# Exercise material:
▼

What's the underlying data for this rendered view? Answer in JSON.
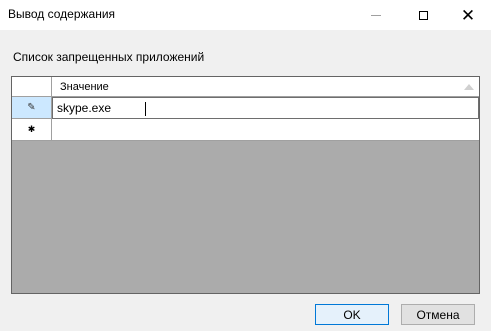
{
  "window": {
    "title": "Вывод содержания",
    "controls": [
      "minimize",
      "maximize",
      "close"
    ]
  },
  "list_label": "Список запрещенных приложений",
  "grid": {
    "column_header": "Значение",
    "rows": [
      {
        "value": "skype.exe",
        "indicator": "pencil-icon",
        "state": "editing"
      },
      {
        "value": "",
        "indicator": "new-row-icon",
        "state": "new"
      }
    ]
  },
  "buttons": {
    "ok": "OK",
    "cancel": "Отмена"
  },
  "colors": {
    "selected_row_header": "#cce8ff",
    "default_button_border": "#0078d7",
    "grid_background": "#ababab"
  }
}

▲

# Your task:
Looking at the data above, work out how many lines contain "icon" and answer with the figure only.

# Result:
2